Rules for business tax breaks eyed
A longtime Brookhaven business may receive tax help from thecity once aldermen decide the guidelines under which it and otherbusinesses would qualify.
Pending their decision on qualifications for tax breaks, theBrookhaven Board of Aldermen on Tuesday indicated it’s possiblethat Columbus Lumber may have a chance at a free port tax breakfrom the city during a time when not only their business, but theentire lumber industry is suffering.
Columbus Lumber owners Jeff Grierson and Doug Boykin spoke tothe board Tuesday night to request that the city consider theirpetition for a free port warehouse exemption that will waive taxeson goods manufactured primarily for export from the state.Currently Columbus Lumber sells more than 80 percent of itsproducts out of state.
Alderman at-large Les Bumgarner said it is time to move forwardon the business’ request for two separate tax breaks, one of whichwould recognize them as a new enterprise since the company changedhands in 2006, and the free port exemption. Aldermen havepreviously tabled the requests, which would grant the company abreak on $58,000 in taxes – $48,000 for a new enterprise exemptionand $10,000 for a free port warehouse exemption.
Attorney General Jim Hood’s office recently issued an opinionthat cited past court rulings and similar opinions to establishthat Columbus Lumber did not qualify as a new enterprise. Griersonand Boykin had requested the exemption on the grounds the change ofownership when the company was purchased from former WorldCom CEOBernie Ebbers made the lumber mill a new enterprise.
The opinion said the mill had been in operation for more than 40years and stated officials had no authority to grant the exemption”on the sole basis of the assets of the business having changedownership, where operations of the manufacturing business did notchange.”
Thus, the Lincoln County Board of Supervisors denied therequest. The county board also denied the free port taxexemption.
Aldermen said the free port warehouse tax exemption should notbe summarily ruled out by the city simply because the board ofsupervisors turned down the usually routine allowance.
“The best way to move forward with this is to adopt a policy wecan apply to everyone, not just y’all,” Bumgarner said to thecompany owners.
Mayor Bob Massengill said a good way to begin to address thequestion is to first decide if the city is ready to develop apolicy on how the situation can be handled as a rule.
“I think we should either vote that we are agreeable to movingforward and setting parameters on this or that we are not,” hesaid. “The parameters would be ones that we would apply to ColumbusLumber and everyone else in the future.”
Aldermen discussed the length of the term of the exemption, andhow many employees would qualify a business. Bumgarner said hethought there should be at least 50 on-site employees for abusiness to qualify.
City Attorney Joe Fernald said the parameters can be written tomeet whatever criteria the aldermen come up with, but that thefinal draft must be approved by the Mississippi State TaxCommission before it is put into use.
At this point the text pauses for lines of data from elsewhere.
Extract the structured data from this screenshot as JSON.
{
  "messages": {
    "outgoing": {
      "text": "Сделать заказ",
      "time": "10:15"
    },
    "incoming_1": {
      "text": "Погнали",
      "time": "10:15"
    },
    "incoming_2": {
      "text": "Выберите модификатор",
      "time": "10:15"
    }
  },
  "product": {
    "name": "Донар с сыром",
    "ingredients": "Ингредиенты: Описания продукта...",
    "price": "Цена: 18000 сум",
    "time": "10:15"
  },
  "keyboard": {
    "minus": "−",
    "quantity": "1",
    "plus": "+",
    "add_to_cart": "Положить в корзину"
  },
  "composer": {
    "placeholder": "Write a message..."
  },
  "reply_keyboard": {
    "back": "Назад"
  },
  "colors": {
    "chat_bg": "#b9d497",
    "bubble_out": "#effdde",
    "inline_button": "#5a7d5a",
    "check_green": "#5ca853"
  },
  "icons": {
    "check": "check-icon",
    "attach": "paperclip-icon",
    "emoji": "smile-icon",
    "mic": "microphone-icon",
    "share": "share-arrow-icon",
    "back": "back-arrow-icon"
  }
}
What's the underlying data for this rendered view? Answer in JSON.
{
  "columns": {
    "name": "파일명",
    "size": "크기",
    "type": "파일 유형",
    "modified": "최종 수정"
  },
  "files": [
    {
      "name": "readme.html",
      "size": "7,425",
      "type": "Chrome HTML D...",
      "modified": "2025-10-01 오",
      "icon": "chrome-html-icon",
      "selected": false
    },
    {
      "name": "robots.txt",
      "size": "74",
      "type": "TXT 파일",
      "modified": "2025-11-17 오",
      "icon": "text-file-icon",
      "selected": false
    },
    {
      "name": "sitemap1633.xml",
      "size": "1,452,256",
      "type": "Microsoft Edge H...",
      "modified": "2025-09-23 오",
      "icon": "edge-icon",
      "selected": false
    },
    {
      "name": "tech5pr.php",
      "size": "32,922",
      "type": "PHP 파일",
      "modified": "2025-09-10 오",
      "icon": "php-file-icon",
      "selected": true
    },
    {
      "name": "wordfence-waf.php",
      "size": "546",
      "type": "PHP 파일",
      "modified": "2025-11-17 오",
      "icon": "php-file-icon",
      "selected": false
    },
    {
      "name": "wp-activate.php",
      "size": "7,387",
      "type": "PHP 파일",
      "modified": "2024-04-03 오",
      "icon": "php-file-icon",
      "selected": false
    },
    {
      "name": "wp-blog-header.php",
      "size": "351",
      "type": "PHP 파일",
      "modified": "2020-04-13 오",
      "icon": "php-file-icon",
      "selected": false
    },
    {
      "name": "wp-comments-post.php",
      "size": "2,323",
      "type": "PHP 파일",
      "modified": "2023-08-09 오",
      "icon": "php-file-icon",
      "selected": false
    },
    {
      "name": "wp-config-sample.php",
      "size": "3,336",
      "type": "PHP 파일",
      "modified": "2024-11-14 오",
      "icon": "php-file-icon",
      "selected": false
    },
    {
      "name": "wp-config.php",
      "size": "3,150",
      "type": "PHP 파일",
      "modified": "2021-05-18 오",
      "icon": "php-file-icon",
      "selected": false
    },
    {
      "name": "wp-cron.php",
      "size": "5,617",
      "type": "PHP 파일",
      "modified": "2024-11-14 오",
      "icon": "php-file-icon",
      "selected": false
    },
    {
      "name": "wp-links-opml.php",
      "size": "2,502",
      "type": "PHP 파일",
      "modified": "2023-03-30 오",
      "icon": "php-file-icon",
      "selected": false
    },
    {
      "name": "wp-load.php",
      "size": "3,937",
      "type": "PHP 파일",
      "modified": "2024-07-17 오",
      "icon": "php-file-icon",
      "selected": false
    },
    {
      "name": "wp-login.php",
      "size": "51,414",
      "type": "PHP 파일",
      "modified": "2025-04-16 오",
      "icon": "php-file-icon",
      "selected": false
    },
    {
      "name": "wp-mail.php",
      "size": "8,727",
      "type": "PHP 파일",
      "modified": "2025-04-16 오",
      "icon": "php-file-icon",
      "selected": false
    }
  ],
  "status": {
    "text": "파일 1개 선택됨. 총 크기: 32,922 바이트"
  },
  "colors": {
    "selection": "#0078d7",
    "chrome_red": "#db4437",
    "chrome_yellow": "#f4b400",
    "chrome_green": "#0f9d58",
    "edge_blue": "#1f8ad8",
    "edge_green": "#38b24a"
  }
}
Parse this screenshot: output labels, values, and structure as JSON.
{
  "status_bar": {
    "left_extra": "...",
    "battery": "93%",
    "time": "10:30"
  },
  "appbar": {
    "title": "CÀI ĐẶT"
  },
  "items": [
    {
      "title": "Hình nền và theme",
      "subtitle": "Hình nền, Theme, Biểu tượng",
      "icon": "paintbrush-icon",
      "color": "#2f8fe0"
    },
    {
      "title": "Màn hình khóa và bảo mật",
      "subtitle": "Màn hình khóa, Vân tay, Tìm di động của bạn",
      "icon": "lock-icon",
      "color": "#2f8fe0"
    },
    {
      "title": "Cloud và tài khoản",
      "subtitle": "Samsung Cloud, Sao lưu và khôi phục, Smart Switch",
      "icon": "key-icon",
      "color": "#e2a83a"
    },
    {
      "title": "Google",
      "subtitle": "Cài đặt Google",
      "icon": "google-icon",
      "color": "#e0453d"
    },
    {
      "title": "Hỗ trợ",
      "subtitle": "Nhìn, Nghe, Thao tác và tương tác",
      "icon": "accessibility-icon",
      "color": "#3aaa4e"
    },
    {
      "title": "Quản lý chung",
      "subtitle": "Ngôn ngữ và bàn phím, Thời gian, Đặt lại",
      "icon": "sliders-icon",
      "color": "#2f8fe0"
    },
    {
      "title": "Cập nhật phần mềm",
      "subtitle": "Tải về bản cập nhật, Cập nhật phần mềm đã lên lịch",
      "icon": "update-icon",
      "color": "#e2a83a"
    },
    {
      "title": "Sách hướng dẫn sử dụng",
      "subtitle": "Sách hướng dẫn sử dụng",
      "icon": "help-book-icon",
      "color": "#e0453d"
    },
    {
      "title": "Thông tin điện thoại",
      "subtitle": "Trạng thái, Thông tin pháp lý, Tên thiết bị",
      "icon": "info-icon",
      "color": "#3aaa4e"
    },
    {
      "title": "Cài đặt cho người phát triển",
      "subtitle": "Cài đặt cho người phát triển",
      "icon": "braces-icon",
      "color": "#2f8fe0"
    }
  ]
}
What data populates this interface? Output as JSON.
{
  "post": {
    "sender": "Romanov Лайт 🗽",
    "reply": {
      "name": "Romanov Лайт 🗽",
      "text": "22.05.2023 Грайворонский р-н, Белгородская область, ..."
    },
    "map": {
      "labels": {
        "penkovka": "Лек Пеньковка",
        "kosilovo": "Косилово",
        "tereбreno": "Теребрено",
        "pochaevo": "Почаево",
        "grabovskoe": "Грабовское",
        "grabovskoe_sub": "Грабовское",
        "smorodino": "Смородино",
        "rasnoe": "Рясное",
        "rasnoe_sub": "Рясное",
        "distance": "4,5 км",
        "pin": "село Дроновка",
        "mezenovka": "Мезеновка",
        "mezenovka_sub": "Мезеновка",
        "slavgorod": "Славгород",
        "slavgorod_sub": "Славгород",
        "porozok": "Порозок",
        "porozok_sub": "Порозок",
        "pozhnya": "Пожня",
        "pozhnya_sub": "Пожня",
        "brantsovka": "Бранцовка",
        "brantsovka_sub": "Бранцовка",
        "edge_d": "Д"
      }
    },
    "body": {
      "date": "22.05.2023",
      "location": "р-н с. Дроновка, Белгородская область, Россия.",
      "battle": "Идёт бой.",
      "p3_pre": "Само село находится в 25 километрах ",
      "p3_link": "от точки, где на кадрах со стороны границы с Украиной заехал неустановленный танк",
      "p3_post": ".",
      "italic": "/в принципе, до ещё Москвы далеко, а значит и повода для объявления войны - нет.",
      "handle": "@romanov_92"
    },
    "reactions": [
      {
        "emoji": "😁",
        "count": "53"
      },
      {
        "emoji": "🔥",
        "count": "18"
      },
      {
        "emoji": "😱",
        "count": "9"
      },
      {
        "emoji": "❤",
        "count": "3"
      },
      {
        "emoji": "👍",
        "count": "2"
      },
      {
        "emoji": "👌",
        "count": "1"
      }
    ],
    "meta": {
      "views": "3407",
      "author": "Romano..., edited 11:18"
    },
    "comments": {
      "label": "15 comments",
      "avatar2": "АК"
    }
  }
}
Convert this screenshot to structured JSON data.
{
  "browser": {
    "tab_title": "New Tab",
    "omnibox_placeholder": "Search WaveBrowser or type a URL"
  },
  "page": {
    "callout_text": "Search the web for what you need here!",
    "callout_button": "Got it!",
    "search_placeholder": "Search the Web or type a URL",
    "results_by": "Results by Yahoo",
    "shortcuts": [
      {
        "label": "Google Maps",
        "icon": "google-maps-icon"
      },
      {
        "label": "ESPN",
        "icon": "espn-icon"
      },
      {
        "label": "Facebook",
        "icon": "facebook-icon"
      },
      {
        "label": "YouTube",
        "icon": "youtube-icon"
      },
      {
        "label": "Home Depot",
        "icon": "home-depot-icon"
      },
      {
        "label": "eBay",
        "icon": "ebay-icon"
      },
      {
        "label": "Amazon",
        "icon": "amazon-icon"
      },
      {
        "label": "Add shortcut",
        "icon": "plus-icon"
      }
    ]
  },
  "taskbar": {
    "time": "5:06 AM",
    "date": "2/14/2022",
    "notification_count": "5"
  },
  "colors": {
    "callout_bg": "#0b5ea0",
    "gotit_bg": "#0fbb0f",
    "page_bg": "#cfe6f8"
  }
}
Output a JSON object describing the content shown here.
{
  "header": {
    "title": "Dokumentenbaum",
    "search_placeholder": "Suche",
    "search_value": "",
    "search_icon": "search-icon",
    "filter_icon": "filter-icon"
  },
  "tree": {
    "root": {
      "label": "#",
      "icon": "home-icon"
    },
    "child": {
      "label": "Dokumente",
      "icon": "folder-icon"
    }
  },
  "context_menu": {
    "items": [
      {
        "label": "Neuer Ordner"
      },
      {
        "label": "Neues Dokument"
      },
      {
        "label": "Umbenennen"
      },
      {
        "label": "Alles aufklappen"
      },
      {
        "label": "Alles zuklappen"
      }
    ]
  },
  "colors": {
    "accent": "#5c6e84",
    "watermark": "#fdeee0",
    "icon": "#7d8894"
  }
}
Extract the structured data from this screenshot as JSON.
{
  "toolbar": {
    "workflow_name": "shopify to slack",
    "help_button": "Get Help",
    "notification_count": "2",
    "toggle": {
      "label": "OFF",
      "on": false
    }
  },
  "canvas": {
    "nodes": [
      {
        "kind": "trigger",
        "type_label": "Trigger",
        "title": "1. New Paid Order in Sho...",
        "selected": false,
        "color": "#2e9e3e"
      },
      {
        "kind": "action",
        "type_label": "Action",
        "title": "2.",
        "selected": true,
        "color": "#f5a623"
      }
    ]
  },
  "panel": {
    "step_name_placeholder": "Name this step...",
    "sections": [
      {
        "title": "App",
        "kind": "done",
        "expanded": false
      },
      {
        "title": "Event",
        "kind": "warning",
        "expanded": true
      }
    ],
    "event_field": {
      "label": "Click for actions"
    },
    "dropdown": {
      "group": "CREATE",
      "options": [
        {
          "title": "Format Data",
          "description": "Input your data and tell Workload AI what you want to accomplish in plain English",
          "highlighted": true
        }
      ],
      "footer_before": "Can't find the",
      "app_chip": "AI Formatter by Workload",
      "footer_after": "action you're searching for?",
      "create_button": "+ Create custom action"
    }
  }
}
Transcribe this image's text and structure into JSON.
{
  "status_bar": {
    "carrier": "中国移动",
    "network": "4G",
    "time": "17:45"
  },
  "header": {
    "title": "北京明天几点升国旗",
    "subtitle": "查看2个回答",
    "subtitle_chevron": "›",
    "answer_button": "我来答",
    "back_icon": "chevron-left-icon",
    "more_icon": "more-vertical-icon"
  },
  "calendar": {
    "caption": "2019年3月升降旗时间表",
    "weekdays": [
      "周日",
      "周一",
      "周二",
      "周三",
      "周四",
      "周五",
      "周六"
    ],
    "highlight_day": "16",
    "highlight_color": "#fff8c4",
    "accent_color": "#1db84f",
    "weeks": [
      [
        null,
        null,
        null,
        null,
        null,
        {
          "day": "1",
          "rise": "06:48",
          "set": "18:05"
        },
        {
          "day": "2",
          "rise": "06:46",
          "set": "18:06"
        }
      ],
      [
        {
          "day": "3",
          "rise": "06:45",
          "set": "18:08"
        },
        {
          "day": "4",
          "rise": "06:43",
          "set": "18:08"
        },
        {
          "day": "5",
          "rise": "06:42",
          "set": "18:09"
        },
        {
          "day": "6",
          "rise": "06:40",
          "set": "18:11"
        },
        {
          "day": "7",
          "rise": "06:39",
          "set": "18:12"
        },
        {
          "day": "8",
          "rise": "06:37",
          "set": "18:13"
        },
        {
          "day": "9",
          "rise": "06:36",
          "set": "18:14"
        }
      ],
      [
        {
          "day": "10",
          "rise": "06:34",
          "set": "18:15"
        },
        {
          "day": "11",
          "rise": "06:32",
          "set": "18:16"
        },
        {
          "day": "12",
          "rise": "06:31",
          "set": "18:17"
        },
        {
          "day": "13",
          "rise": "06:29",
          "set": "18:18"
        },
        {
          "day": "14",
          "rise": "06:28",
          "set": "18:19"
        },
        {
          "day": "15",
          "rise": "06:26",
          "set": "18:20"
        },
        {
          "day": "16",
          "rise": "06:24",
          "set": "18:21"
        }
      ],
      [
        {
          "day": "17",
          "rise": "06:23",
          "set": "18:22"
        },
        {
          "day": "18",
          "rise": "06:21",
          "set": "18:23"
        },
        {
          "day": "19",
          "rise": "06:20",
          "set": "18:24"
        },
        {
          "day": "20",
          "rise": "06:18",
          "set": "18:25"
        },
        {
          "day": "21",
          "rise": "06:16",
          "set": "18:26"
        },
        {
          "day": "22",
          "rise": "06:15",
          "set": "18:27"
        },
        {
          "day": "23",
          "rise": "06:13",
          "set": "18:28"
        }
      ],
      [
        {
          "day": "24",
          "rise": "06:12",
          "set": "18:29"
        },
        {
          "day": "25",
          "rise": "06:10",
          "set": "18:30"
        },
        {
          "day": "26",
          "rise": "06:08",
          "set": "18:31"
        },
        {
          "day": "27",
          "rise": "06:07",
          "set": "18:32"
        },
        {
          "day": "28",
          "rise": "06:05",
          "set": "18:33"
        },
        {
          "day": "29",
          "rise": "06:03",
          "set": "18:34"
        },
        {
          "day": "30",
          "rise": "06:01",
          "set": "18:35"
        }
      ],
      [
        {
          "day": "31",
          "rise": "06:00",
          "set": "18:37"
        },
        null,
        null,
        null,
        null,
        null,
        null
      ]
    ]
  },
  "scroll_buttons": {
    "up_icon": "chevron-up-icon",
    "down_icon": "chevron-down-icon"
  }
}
“We have some nailing down to do, and if we have the votes to dothis you can rest assured we’ll be moving forward with it,”Massengill told Grierson and Boykin.
Once the board has voted to work on parameters, the mayor saidColumbus Lumber will be given consideration under whatever rulescity officials establish.
“We will move forward with setting these parameters to determineif they and other businesses that apply will be eligible for thefree port tax exemption,” Massengill said. “This company perhapswould qualify.”